5. Apparatus as claimed in claim 4, in which the dividers are binary dividers.

6. Apparatus as claimed in claim 4, wherein the means for varying the mark-space ratio of the input signal to said valve comprises an adjustable bias resistor connected to the control electrode of said valve.

References Cited in the tile of this patent UNITED STATES PATENTS 2,158,285 Koch May 16, 1939 2,385,725 Pearson et al. Sept. 25, 1945 2,609,686 Peterson Sept. 9, 1952 2,683,224 Cole July 6, 1954 2,741,917 Piety et al. Apr. 17, 1956 2,767,582 Bartelink Oct. 23, 1956 FOREIGN PATENTS 1,109,332 France Sept. 21, 1955

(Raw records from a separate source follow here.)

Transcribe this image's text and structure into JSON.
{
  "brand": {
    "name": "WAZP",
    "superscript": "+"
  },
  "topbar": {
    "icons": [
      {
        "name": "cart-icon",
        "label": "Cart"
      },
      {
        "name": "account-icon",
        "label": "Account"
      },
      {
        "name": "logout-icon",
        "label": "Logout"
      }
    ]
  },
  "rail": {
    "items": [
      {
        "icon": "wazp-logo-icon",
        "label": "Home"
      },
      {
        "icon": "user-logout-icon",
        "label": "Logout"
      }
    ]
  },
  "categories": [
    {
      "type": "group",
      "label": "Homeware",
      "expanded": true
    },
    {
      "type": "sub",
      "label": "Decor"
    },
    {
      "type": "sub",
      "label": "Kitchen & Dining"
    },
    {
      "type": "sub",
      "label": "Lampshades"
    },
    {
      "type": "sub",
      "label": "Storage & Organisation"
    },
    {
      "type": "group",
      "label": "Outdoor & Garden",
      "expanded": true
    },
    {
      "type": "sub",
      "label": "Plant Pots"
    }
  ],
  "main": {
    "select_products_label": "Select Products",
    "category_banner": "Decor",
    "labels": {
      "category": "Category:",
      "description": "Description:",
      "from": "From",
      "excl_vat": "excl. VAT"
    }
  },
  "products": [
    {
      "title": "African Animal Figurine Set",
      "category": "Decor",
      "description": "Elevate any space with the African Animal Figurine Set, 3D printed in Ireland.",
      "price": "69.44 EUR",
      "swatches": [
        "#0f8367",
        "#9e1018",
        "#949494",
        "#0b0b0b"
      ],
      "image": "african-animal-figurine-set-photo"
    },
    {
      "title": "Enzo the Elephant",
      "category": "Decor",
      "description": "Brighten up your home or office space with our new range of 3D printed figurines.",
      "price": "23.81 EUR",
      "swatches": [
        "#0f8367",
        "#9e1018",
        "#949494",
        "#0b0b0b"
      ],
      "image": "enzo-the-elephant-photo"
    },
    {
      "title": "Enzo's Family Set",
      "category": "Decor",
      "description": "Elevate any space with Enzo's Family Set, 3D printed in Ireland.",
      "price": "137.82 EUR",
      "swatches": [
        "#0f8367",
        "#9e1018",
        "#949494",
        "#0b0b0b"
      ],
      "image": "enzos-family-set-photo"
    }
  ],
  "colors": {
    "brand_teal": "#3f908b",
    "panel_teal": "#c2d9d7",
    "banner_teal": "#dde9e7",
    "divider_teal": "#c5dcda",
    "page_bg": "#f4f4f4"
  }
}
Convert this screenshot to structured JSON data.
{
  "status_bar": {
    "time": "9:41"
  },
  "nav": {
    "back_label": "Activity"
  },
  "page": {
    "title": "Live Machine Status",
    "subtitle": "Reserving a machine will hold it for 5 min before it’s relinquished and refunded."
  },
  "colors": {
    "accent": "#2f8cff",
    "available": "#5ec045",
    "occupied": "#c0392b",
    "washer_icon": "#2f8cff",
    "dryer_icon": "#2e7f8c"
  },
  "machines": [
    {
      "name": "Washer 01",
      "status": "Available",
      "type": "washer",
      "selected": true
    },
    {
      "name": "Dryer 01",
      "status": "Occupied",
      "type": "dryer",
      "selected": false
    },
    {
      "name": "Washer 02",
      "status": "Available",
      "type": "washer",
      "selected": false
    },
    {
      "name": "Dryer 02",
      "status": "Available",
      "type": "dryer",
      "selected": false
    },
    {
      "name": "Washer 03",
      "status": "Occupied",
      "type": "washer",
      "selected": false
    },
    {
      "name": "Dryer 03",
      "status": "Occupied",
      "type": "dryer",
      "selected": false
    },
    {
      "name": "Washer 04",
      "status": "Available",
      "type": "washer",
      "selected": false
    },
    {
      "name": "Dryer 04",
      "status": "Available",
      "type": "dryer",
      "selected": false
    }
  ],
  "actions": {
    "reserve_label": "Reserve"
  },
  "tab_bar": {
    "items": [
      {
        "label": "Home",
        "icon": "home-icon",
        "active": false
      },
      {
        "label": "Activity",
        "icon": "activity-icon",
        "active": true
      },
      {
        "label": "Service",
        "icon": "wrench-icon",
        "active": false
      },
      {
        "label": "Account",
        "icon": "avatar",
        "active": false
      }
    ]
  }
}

Patent Citations
Cited PatentFiling datePublication dateApplicantTitle
US2158285 *Jun 22, 1937May 16, 1939Rca CorpImpulse measuring circuit
US2385725 *May 14, 1942Sep 25, 1945Westinghouse Electric CorpPhotoelectric control system
US2609686 *May 14, 1946Sep 9, 1952Peterson Ruth LAir-speed integrator
US2683224 *Aug 14, 1951Jul 6, 1954Cole Jr Howard WFlowmeter
US2741917 *Oct 13, 1952Apr 17, 1956Phillips Petroleum CoFlowmeter
US2767582 *Nov 7, 1952Oct 23, 1956Nat LuchtvaartlabaratoriumElectronic flowmeter
FR1109332A * Title not available
Referenced by
Citing PatentFiling datePublication dateApplicantTitle
US3075383 *Dec 14, 1960Jan 29, 1963Integral LtdFlowmeter
US3079795 *Dec 11, 1958Mar 5, 1963Tamar Electronics IndElectrical measuring system
US3083569 *Dec 1, 1958Apr 2, 1963Phillips Petroleum CoSystem for metering flow
US3176514 *Jun 12, 1961Apr 6, 1965Shell Oil CoMeter compensating system
US3385108 *Jun 7, 1966May 28, 1968Combustion EngNet oil computer
US3537312 *Jun 21, 1968Nov 3, 1970Westwind Turbines LtdMass flow measuring apparatus
US4829449 *Feb 5, 1986May 9, 1989Rockwell International CorporationMethod and apparatus for measuring and providing corrected gas flow
Classifications
U.S. Classification73/861.3, 340/870.5, 700/282
International ClassificationH03K21/02, G01F1/90, H03K21/00, G06J1/00, G01F1/76
Cooperative ClassificationH03K21/02, G06J1/00, G01F1/90
European ClassificationG06J1/00, H03K21/02, G01F1/90